* _PROBLEM DESCRIPTION_
Please restate all of the records word for word, setting the pictures aside.

[Page and application data records]
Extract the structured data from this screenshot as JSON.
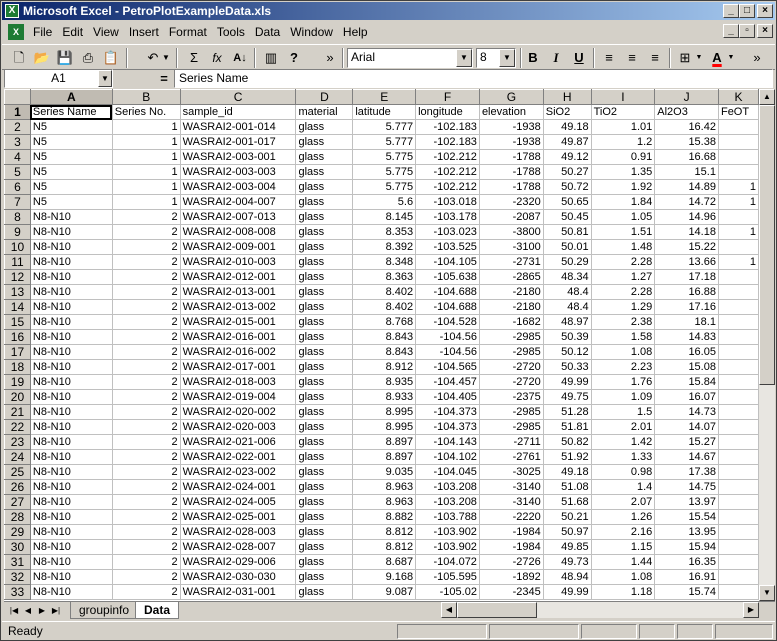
{
  "window": {
    "title": "Microsoft Excel - PetroPlotExampleData.xls",
    "app_icon": "excel-icon"
  },
  "menubar": {
    "items": [
      "File",
      "Edit",
      "View",
      "Insert",
      "Format",
      "Tools",
      "Data",
      "Window",
      "Help"
    ]
  },
  "toolbar": {
    "font_name": "Arial",
    "font_size": "8",
    "bold_label": "B",
    "italic_label": "I",
    "underline_label": "U",
    "sigma_label": "Σ",
    "fx_label": "fx",
    "az_label": "A↓",
    "overflow_label": "»",
    "help_label": "?"
  },
  "formula_bar": {
    "name_box": "A1",
    "equals": "=",
    "content": "Series Name"
  },
  "sheet": {
    "columns": [
      "A",
      "B",
      "C",
      "D",
      "E",
      "F",
      "G",
      "H",
      "I",
      "J",
      "K"
    ],
    "selected_column": "A",
    "selected_row": 1,
    "header_row": [
      "Series Name",
      "Series No.",
      "sample_id",
      "material",
      "latitude",
      "longitude",
      "elevation",
      "SiO2",
      "TiO2",
      "Al2O3",
      "FeOT"
    ],
    "rows": [
      [
        "N5",
        "1",
        "WASRAI2-001-014",
        "glass",
        "5.777",
        "-102.183",
        "-1938",
        "49.18",
        "1.01",
        "16.42",
        ""
      ],
      [
        "N5",
        "1",
        "WASRAI2-001-017",
        "glass",
        "5.777",
        "-102.183",
        "-1938",
        "49.87",
        "1.2",
        "15.38",
        ""
      ],
      [
        "N5",
        "1",
        "WASRAI2-003-001",
        "glass",
        "5.775",
        "-102.212",
        "-1788",
        "49.12",
        "0.91",
        "16.68",
        ""
      ],
      [
        "N5",
        "1",
        "WASRAI2-003-003",
        "glass",
        "5.775",
        "-102.212",
        "-1788",
        "50.27",
        "1.35",
        "15.1",
        ""
      ],
      [
        "N5",
        "1",
        "WASRAI2-003-004",
        "glass",
        "5.775",
        "-102.212",
        "-1788",
        "50.72",
        "1.92",
        "14.89",
        "1"
      ],
      [
        "N5",
        "1",
        "WASRAI2-004-007",
        "glass",
        "5.6",
        "-103.018",
        "-2320",
        "50.65",
        "1.84",
        "14.72",
        "1"
      ],
      [
        "N8-N10",
        "2",
        "WASRAI2-007-013",
        "glass",
        "8.145",
        "-103.178",
        "-2087",
        "50.45",
        "1.05",
        "14.96",
        ""
      ],
      [
        "N8-N10",
        "2",
        "WASRAI2-008-008",
        "glass",
        "8.353",
        "-103.023",
        "-3800",
        "50.81",
        "1.51",
        "14.18",
        "1"
      ],
      [
        "N8-N10",
        "2",
        "WASRAI2-009-001",
        "glass",
        "8.392",
        "-103.525",
        "-3100",
        "50.01",
        "1.48",
        "15.22",
        ""
      ],
      [
        "N8-N10",
        "2",
        "WASRAI2-010-003",
        "glass",
        "8.348",
        "-104.105",
        "-2731",
        "50.29",
        "2.28",
        "13.66",
        "1"
      ],
      [
        "N8-N10",
        "2",
        "WASRAI2-012-001",
        "glass",
        "8.363",
        "-105.638",
        "-2865",
        "48.34",
        "1.27",
        "17.18",
        ""
      ],
      [
        "N8-N10",
        "2",
        "WASRAI2-013-001",
        "glass",
        "8.402",
        "-104.688",
        "-2180",
        "48.4",
        "2.28",
        "16.88",
        ""
      ],
      [
        "N8-N10",
        "2",
        "WASRAI2-013-002",
        "glass",
        "8.402",
        "-104.688",
        "-2180",
        "48.4",
        "1.29",
        "17.16",
        ""
      ],
      [
        "N8-N10",
        "2",
        "WASRAI2-015-001",
        "glass",
        "8.768",
        "-104.528",
        "-1682",
        "48.97",
        "2.38",
        "18.1",
        ""
      ],
      [
        "N8-N10",
        "2",
        "WASRAI2-016-001",
        "glass",
        "8.843",
        "-104.56",
        "-2985",
        "50.39",
        "1.58",
        "14.83",
        ""
      ],
      [
        "N8-N10",
        "2",
        "WASRAI2-016-002",
        "glass",
        "8.843",
        "-104.56",
        "-2985",
        "50.12",
        "1.08",
        "16.05",
        ""
      ],
      [
        "N8-N10",
        "2",
        "WASRAI2-017-001",
        "glass",
        "8.912",
        "-104.565",
        "-2720",
        "50.33",
        "2.23",
        "15.08",
        ""
      ],
      [
        "N8-N10",
        "2",
        "WASRAI2-018-003",
        "glass",
        "8.935",
        "-104.457",
        "-2720",
        "49.99",
        "1.76",
        "15.84",
        ""
      ],
      [
        "N8-N10",
        "2",
        "WASRAI2-019-004",
        "glass",
        "8.933",
        "-104.405",
        "-2375",
        "49.75",
        "1.09",
        "16.07",
        ""
      ],
      [
        "N8-N10",
        "2",
        "WASRAI2-020-002",
        "glass",
        "8.995",
        "-104.373",
        "-2985",
        "51.28",
        "1.5",
        "14.73",
        ""
      ],
      [
        "N8-N10",
        "2",
        "WASRAI2-020-003",
        "glass",
        "8.995",
        "-104.373",
        "-2985",
        "51.81",
        "2.01",
        "14.07",
        ""
      ],
      [
        "N8-N10",
        "2",
        "WASRAI2-021-006",
        "glass",
        "8.897",
        "-104.143",
        "-2711",
        "50.82",
        "1.42",
        "15.27",
        ""
      ],
      [
        "N8-N10",
        "2",
        "WASRAI2-022-001",
        "glass",
        "8.897",
        "-104.102",
        "-2761",
        "51.92",
        "1.33",
        "14.67",
        ""
      ],
      [
        "N8-N10",
        "2",
        "WASRAI2-023-002",
        "glass",
        "9.035",
        "-104.045",
        "-3025",
        "49.18",
        "0.98",
        "17.38",
        ""
      ],
      [
        "N8-N10",
        "2",
        "WASRAI2-024-001",
        "glass",
        "8.963",
        "-103.208",
        "-3140",
        "51.08",
        "1.4",
        "14.75",
        ""
      ],
      [
        "N8-N10",
        "2",
        "WASRAI2-024-005",
        "glass",
        "8.963",
        "-103.208",
        "-3140",
        "51.68",
        "2.07",
        "13.97",
        ""
      ],
      [
        "N8-N10",
        "2",
        "WASRAI2-025-001",
        "glass",
        "8.882",
        "-103.788",
        "-2220",
        "50.21",
        "1.26",
        "15.54",
        ""
      ],
      [
        "N8-N10",
        "2",
        "WASRAI2-028-003",
        "glass",
        "8.812",
        "-103.902",
        "-1984",
        "50.97",
        "2.16",
        "13.95",
        ""
      ],
      [
        "N8-N10",
        "2",
        "WASRAI2-028-007",
        "glass",
        "8.812",
        "-103.902",
        "-1984",
        "49.85",
        "1.15",
        "15.94",
        ""
      ],
      [
        "N8-N10",
        "2",
        "WASRAI2-029-006",
        "glass",
        "8.687",
        "-104.072",
        "-2726",
        "49.73",
        "1.44",
        "16.35",
        ""
      ],
      [
        "N8-N10",
        "2",
        "WASRAI2-030-030",
        "glass",
        "9.168",
        "-105.595",
        "-1892",
        "48.94",
        "1.08",
        "16.91",
        ""
      ],
      [
        "N8-N10",
        "2",
        "WASRAI2-031-001",
        "glass",
        "9.087",
        "-105.02",
        "-2345",
        "49.99",
        "1.18",
        "15.74",
        ""
      ]
    ]
  },
  "tabs": {
    "items": [
      "groupinfo",
      "Data"
    ],
    "active": "Data"
  },
  "status": {
    "text": "Ready"
  }
}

* _ANSWER TO THIS PROBLEM_
Extract the structured data from this screenshot as JSON.
{
  "window": {
    "title": "Microsoft Excel - PetroPlotExampleData.xls",
    "app_icon": "excel-icon"
  },
  "menubar": {
    "items": [
      "File",
      "Edit",
      "View",
      "Insert",
      "Format",
      "Tools",
      "Data",
      "Window",
      "Help"
    ]
  },
  "toolbar": {
    "font_name": "Arial",
    "font_size": "8",
    "bold_label": "B",
    "italic_label": "I",
    "underline_label": "U",
    "sigma_label": "Σ",
    "fx_label": "fx",
    "az_label": "A↓",
    "overflow_label": "»",
    "help_label": "?"
  },
  "formula_bar": {
    "name_box": "A1",
    "equals": "=",
    "content": "Series Name"
  },
  "sheet": {
    "columns": [
      "A",
      "B",
      "C",
      "D",
      "E",
      "F",
      "G",
      "H",
      "I",
      "J",
      "K"
    ],
    "selected_column": "A",
    "selected_row": 1,
    "header_row": [
      "Series Name",
      "Series No.",
      "sample_id",
      "material",
      "latitude",
      "longitude",
      "elevation",
      "SiO2",
      "TiO2",
      "Al2O3",
      "FeOT"
    ],
    "rows": [
      [
        "N5",
        "1",
        "WASRAI2-001-014",
        "glass",
        "5.777",
        "-102.183",
        "-1938",
        "49.18",
        "1.01",
        "16.42",
        ""
      ],
      [
        "N5",
        "1",
        "WASRAI2-001-017",
        "glass",
        "5.777",
        "-102.183",
        "-1938",
        "49.87",
        "1.2",
        "15.38",
        ""
      ],
      [
        "N5",
        "1",
        "WASRAI2-003-001",
        "glass",
        "5.775",
        "-102.212",
        "-1788",
        "49.12",
        "0.91",
        "16.68",
        ""
      ],
      [
        "N5",
        "1",
        "WASRAI2-003-003",
        "glass",
        "5.775",
        "-102.212",
        "-1788",
        "50.27",
        "1.35",
        "15.1",
        ""
      ],
      [
        "N5",
        "1",
        "WASRAI2-003-004",
        "glass",
        "5.775",
        "-102.212",
        "-1788",
        "50.72",
        "1.92",
        "14.89",
        "1"
      ],
      [
        "N5",
        "1",
        "WASRAI2-004-007",
        "glass",
        "5.6",
        "-103.018",
        "-2320",
        "50.65",
        "1.84",
        "14.72",
        "1"
      ],
      [
        "N8-N10",
        "2",
        "WASRAI2-007-013",
        "glass",
        "8.145",
        "-103.178",
        "-2087",
        "50.45",
        "1.05",
        "14.96",
        ""
      ],
      [
        "N8-N10",
        "2",
        "WASRAI2-008-008",
        "glass",
        "8.353",
        "-103.023",
        "-3800",
        "50.81",
        "1.51",
        "14.18",
        "1"
      ],
      [
        "N8-N10",
        "2",
        "WASRAI2-009-001",
        "glass",
        "8.392",
        "-103.525",
        "-3100",
        "50.01",
        "1.48",
        "15.22",
        ""
      ],
      [
        "N8-N10",
        "2",
        "WASRAI2-010-003",
        "glass",
        "8.348",
        "-104.105",
        "-2731",
        "50.29",
        "2.28",
        "13.66",
        "1"
      ],
      [
        "N8-N10",
        "2",
        "WASRAI2-012-001",
        "glass",
        "8.363",
        "-105.638",
        "-2865",
        "48.34",
        "1.27",
        "17.18",
        ""
      ],
      [
        "N8-N10",
        "2",
        "WASRAI2-013-001",
        "glass",
        "8.402",
        "-104.688",
        "-2180",
        "48.4",
        "2.28",
        "16.88",
        ""
      ],
      [
        "N8-N10",
        "2",
        "WASRAI2-013-002",
        "glass",
        "8.402",
        "-104.688",
        "-2180",
        "48.4",
        "1.29",
        "17.16",
        ""
      ],
      [
        "N8-N10",
        "2",
        "WASRAI2-015-001",
        "glass",
        "8.768",
        "-104.528",
        "-1682",
        "48.97",
        "2.38",
        "18.1",
        ""
      ],
      [
        "N8-N10",
        "2",
        "WASRAI2-016-001",
        "glass",
        "8.843",
        "-104.56",
        "-2985",
        "50.39",
        "1.58",
        "14.83",
        ""
      ],
      [
        "N8-N10",
        "2",
        "WASRAI2-016-002",
        "glass",
        "8.843",
        "-104.56",
        "-2985",
        "50.12",
        "1.08",
        "16.05",
        ""
      ],
      [
        "N8-N10",
        "2",
        "WASRAI2-017-001",
        "glass",
        "8.912",
        "-104.565",
        "-2720",
        "50.33",
        "2.23",
        "15.08",
        ""
      ],
      [
        "N8-N10",
        "2",
        "WASRAI2-018-003",
        "glass",
        "8.935",
        "-104.457",
        "-2720",
        "49.99",
        "1.76",
        "15.84",
        ""
      ],
      [
        "N8-N10",
        "2",
        "WASRAI2-019-004",
        "glass",
        "8.933",
        "-104.405",
        "-2375",
        "49.75",
        "1.09",
        "16.07",
        ""
      ],
      [
        "N8-N10",
        "2",
        "WASRAI2-020-002",
        "glass",
        "8.995",
        "-104.373",
        "-2985",
        "51.28",
        "1.5",
        "14.73",
        ""
      ],
      [
        "N8-N10",
        "2",
        "WASRAI2-020-003",
        "glass",
        "8.995",
        "-104.373",
        "-2985",
        "51.81",
        "2.01",
        "14.07",
        ""
      ],
      [
        "N8-N10",
        "2",
        "WASRAI2-021-006",
        "glass",
        "8.897",
        "-104.143",
        "-2711",
        "50.82",
        "1.42",
        "15.27",
        ""
      ],
      [
        "N8-N10",
        "2",
        "WASRAI2-022-001",
        "glass",
        "8.897",
        "-104.102",
        "-2761",
        "51.92",
        "1.33",
        "14.67",
        ""
      ],
      [
        "N8-N10",
        "2",
        "WASRAI2-023-002",
        "glass",
        "9.035",
        "-104.045",
        "-3025",
        "49.18",
        "0.98",
        "17.38",
        ""
      ],
      [
        "N8-N10",
        "2",
        "WASRAI2-024-001",
        "glass",
        "8.963",
        "-103.208",
        "-3140",
        "51.08",
        "1.4",
        "14.75",
        ""
      ],
      [
        "N8-N10",
        "2",
        "WASRAI2-024-005",
        "glass",
        "8.963",
        "-103.208",
        "-3140",
        "51.68",
        "2.07",
        "13.97",
        ""
      ],
      [
        "N8-N10",
        "2",
        "WASRAI2-025-001",
        "glass",
        "8.882",
        "-103.788",
        "-2220",
        "50.21",
        "1.26",
        "15.54",
        ""
      ],
      [
        "N8-N10",
        "2",
        "WASRAI2-028-003",
        "glass",
        "8.812",
        "-103.902",
        "-1984",
        "50.97",
        "2.16",
        "13.95",
        ""
      ],
      [
        "N8-N10",
        "2",
        "WASRAI2-028-007",
        "glass",
        "8.812",
        "-103.902",
        "-1984",
        "49.85",
        "1.15",
        "15.94",
        ""
      ],
      [
        "N8-N10",
        "2",
        "WASRAI2-029-006",
        "glass",
        "8.687",
        "-104.072",
        "-2726",
        "49.73",
        "1.44",
        "16.35",
        ""
      ],
      [
        "N8-N10",
        "2",
        "WASRAI2-030-030",
        "glass",
        "9.168",
        "-105.595",
        "-1892",
        "48.94",
        "1.08",
        "16.91",
        ""
      ],
      [
        "N8-N10",
        "2",
        "WASRAI2-031-001",
        "glass",
        "9.087",
        "-105.02",
        "-2345",
        "49.99",
        "1.18",
        "15.74",
        ""
      ]
    ]
  },
  "tabs": {
    "items": [
      "groupinfo",
      "Data"
    ],
    "active": "Data"
  },
  "status": {
    "text": "Ready"
  }
}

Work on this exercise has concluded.